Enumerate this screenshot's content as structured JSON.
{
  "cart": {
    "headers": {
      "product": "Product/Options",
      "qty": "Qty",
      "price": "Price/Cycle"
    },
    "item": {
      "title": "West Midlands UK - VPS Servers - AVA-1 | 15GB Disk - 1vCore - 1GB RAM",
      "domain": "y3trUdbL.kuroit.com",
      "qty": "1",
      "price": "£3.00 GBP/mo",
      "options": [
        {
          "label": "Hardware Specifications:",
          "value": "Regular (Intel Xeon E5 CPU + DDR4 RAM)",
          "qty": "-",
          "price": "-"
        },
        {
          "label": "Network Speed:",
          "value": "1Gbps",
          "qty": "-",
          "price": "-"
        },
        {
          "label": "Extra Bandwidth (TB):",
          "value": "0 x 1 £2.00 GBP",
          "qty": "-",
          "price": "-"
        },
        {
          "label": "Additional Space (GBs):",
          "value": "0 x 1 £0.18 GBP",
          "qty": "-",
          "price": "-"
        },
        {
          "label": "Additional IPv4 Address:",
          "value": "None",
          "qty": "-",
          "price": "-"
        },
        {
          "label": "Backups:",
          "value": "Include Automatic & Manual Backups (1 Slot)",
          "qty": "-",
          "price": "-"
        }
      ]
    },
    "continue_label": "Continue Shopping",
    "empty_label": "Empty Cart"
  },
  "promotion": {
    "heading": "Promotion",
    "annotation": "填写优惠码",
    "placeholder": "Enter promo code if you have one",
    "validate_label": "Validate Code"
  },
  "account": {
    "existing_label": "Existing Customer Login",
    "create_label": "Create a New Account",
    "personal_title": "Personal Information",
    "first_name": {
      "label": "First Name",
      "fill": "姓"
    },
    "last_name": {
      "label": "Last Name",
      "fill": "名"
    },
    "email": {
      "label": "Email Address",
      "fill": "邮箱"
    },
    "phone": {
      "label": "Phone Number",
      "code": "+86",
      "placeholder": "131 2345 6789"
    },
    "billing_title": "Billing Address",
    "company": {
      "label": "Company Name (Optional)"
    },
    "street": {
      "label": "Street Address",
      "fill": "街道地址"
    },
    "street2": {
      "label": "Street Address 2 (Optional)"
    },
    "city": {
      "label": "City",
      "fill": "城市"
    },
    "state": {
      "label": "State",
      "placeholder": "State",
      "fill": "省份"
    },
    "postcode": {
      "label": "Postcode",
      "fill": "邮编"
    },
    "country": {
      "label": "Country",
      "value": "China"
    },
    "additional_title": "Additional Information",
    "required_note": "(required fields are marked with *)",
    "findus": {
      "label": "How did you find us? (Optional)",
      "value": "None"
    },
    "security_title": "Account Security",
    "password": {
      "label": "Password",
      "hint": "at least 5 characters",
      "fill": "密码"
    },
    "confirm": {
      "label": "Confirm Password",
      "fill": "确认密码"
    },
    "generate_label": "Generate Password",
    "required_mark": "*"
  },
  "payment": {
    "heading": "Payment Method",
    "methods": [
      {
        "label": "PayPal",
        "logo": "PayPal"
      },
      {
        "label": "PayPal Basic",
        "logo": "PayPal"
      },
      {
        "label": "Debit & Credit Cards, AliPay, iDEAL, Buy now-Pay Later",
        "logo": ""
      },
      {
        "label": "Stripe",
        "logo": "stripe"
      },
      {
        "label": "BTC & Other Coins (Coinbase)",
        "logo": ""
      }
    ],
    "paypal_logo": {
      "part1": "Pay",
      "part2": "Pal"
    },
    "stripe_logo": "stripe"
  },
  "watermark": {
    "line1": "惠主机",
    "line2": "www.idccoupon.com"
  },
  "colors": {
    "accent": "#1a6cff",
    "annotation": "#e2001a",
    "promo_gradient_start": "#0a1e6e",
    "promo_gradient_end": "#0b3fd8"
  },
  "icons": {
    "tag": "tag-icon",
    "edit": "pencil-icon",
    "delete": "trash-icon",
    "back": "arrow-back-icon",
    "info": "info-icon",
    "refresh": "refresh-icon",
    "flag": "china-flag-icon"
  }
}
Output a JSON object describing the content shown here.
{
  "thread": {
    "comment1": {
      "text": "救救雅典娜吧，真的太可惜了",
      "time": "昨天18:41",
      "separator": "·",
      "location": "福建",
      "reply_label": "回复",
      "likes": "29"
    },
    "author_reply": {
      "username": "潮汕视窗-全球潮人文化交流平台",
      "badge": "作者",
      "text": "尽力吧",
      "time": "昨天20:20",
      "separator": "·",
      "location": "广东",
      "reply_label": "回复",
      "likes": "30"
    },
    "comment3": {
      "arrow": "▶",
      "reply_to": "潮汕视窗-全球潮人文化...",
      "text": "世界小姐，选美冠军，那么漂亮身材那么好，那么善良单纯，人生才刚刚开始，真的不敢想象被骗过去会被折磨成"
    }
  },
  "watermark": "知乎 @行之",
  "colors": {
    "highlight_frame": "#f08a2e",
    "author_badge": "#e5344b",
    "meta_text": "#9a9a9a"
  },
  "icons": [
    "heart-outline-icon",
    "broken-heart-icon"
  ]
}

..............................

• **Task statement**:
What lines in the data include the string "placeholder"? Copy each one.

• **Result below**:
    "placeholder": "Enter promo code if you have one",
      "placeholder": "131 2345 6789"
      "placeholder": "State",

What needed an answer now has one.